A campaign to save a giraffe in a Copenhagen zoo has failed to save the animal's life – and the giraffe was put down on Sunday morning.
Thousands of people had signed an online petition to save Marius the giraffe. Bosses at Copenhagen zoo had earmarked Marius for destruction to keep giraffe numbers down and because of EU laws to prevent animal inbreeding.
An animal park in the UK and a zoo in Sweden had both made last-ditch attempts to save the animal by offering it a home, but Copenhagen zoo chiefs said this would still breach the strict EU laws.
Bengt Holst, the zoo's scientific director, told Danish newspaper Ekstra Bladet: "You have to accept that there is a surplus of animals that cannot be included in the genetic chain without causing inbreeding problems."
Holst told the BBC it was a responsible practice on the part of zoos to manage their animal populations to ensure they remained healthy. He could not understand the fuss over Marius, and said that 700-800 deer are killed every year at a deer park north of Copenhagen to control their numbers.

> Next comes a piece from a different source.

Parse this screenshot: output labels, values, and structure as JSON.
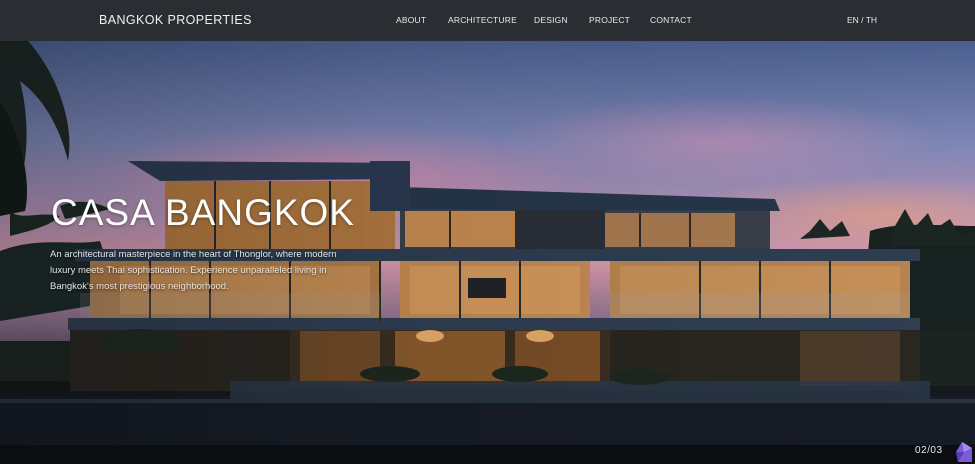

Holst said "in principle" there should be no difference between how a large exotic animal and a rat are treated, and that sending the animal to live wild in Africa would be "using nature as a rubbish bin".
The zoo was also criticised for making the destruction of the giraffe into a spectacle. It is claimed the zoo had offered members of the public the chance to attend the dissection of the 18-month old animal, before it was slaughtered and fed to other zoo animals.
"It would be absolutely foolish to throw away a few hundred kilos of meat. Some is used for research and the rest for food", Holst said according to the Swedish newspaper Svenska Dagbladet.
Animal rights campaigners have described the move as barbaric and have accused the zoo of being unethical. Maria Evans, who started an online petition, said Marius "deserved to live".
"The zoo produced him so it is their responsibility to find him a home, no matter how long it takes. They must not be allowed to take the easy option."
Copenhagen Zoo has previously killed bears, tigers and zebras to stop overbreeding, according to Ekstra Bladet.